Recently Hackney council invited residents to have their say about a ‘nil’ policy being proposed for adult entertainment in Hackney. In essence it means no more licences will be granted nor will existing ones be renewed, when they come up for renewal.
The consultation which began last month will end December 13th and will ask the Council to adopt the revised policy on January 26th.
A reasonable proposal one might think if the borough was besieged with adult venues, but currently Hackney has a total of 5 adult establishments, all located on the southwestern tip of the borough, which is densely populated and the hub of what is a world renown night clubbing scene.
Four of them offer lap dancing, some totally nude. They are: The White Horse and The Rainbow Sports Bar both on Shoreditch High Street, Browns and Ye Olde Axe on Hackney Road. The other is a discreet adult store – Expectations on Great Eastern Street that caters more to the gay community.
To the best of my knowledge none of them have ran afoul of vice laws such as prostitution, which would usually guarantee criminal prosecution, revocation of license and closure. So why is Hackney Council proposing a ‘nil’ policy for adult entertainment venues and not betting shops which are more detrimental to the community?
Lap dancing clubs or sex establishments – as Hackney Council prefers to call them, are venues fellas go to watch scantily clad girls gyrate. We aren’t talking brothels which exist in Hackney, aren’t licensed and offer sex. They are often targeted by dangerous criminals who pose as punters, but once inside will rob and rape. Something that doesn’t occur at lap dancing clubs or sex shops.

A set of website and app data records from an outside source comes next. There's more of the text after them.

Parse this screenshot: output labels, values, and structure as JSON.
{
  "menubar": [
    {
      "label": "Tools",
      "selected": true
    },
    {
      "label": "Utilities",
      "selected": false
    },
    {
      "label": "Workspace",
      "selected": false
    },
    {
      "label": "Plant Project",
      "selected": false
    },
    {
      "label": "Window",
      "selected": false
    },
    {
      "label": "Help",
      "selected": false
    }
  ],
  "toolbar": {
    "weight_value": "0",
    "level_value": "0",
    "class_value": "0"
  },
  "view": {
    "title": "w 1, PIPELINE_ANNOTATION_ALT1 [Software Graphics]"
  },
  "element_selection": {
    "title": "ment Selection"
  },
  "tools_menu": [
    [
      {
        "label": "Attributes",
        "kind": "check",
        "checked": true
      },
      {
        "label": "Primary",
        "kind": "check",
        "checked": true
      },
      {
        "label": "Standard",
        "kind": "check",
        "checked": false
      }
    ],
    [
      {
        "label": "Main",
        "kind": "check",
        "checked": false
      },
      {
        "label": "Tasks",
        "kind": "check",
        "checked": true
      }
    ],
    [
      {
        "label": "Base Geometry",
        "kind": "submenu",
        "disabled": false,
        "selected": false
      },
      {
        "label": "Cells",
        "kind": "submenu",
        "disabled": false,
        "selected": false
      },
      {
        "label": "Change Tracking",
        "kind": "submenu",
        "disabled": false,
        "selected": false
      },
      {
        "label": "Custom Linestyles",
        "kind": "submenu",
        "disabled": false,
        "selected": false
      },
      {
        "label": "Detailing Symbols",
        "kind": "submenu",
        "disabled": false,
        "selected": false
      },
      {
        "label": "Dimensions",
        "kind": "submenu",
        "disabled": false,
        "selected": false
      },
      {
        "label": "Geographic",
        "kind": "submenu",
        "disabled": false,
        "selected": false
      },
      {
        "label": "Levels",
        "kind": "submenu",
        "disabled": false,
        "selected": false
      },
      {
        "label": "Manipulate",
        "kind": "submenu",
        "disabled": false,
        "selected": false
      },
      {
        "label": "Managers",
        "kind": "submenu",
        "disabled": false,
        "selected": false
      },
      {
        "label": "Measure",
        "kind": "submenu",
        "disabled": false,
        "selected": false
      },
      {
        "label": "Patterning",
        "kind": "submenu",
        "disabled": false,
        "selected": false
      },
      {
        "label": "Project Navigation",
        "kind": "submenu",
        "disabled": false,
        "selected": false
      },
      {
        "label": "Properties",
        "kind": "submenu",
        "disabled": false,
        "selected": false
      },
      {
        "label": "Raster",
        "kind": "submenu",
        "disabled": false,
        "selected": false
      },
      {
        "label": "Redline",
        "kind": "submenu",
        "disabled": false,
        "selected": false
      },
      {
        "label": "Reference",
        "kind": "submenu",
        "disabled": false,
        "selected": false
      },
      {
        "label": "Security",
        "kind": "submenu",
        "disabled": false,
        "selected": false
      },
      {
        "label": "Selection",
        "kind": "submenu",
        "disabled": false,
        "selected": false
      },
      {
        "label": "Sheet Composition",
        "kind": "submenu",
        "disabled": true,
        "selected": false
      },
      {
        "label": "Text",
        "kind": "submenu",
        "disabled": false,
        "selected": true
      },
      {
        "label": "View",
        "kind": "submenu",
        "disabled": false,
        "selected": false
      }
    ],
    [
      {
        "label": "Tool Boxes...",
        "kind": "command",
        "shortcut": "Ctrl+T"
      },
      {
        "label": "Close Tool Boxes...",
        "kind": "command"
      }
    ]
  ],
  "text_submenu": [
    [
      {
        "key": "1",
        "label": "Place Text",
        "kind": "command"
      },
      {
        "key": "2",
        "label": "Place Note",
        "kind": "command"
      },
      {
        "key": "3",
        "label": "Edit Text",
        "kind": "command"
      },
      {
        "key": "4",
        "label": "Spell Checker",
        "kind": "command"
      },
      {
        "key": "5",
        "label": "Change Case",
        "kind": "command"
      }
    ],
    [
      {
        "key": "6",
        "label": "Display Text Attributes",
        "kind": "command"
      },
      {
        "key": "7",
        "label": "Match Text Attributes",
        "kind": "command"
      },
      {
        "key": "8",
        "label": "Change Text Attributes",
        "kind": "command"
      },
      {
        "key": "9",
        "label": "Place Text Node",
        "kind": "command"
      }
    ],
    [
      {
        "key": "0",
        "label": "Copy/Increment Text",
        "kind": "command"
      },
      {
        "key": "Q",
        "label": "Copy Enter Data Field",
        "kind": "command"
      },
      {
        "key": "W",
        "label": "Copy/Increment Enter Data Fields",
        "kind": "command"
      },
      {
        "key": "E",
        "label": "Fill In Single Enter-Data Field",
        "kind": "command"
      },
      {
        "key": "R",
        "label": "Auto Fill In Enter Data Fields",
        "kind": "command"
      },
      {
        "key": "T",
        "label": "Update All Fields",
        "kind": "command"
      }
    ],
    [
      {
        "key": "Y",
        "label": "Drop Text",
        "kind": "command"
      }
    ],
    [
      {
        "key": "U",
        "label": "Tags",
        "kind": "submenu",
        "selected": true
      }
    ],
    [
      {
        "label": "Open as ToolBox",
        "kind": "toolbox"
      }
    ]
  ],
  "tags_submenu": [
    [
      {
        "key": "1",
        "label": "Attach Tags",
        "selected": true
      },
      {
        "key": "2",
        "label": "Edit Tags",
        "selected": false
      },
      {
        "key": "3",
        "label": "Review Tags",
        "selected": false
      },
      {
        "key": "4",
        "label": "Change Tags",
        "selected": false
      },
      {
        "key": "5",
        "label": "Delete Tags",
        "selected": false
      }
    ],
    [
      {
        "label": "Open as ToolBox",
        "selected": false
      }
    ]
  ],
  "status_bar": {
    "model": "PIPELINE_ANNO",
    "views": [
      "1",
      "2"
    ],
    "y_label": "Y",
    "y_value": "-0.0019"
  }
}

Yet according to Cllr Chris Kennedy: “The Licensing Committee is proposing a ‘nil’ policy on licensed sex establishments as we do not believe they fit with the character of our town centres and neighbourhoods.”
The premises he refers to are all located on densely populated high streets, alongside night clubs, Kebab shops, restaurants, greasy chicken and chips take-aways and other business premises. They are not easily accessible to kids and pose no threat to them, in fact a 12 year old in Hackney can buy a gun much easier than gain entry into an adult establishment. So just who are these businesses hurting?
Pauline Bristow owner of The White Horse on Shoreditch High Street says: “If a nil policy is introduced, we will have to let go of our staff, who depend on us for a living. That will be more people claiming benefit. Our establishment has never been a problem. ”
One resident told Hackney Hive about the yobbish group of punters who go to the lap clubs for their stag nights, he said: “They get themselves in quite a state and can be a problem for us who have to witness it.” Others talk about the men who frequent it. There was a time ‘City boys’ would entertain clients at the lap dancing clubs at lunch time, often putting it down as expenses, but since the credit crunch all that changed. Now it’s a different type of customer.
Bristow, who closes her club, The White Horse, at midnight says her flat above the White Horse is next to a bus stop and she is awoken at 4 am when clubbers are pouring out of the night clubs. She said “the noise and chaos can be quite unbearable.”
Regardless of who frequents lap dancing clubs, there are women who depend on the money they earn. One of them who spoke to Hackney Hive is a 21 year old Uni student said: “This is worrying for me as I find I can fit dancing around my education easier than other part time work. I also don’t have to work as many hours as I would have to in a more tradition job, to make the money I do.”
Another young woman, a 26 year old single mother of two said: ” I live 10 minutes away, I can not support my children on benefits. Does Hackney know they will be taking away jobs?”.
Adult establishments are not the only businesses having their licensing policy reviewed. Licensing of alcohol sales, music, clubs, late night sale of hot food and drinks will also be reviewed, but none of them are being targeted with a ‘nil’ policy.
The ‘nil’ policy appears to be a cowardly way of targeting an industry whose female workers are already marginalised and wouldn’t get the type of support the usual suspect NIMBY’s this borough is known for.
In their proposal summary (which is peppered with ‘Sex’ in every paragraph as if to nail it home) they site resistance from residents, but if that is the case then why not apply the same policy to the other clubs in the area that also have had resistance from residents.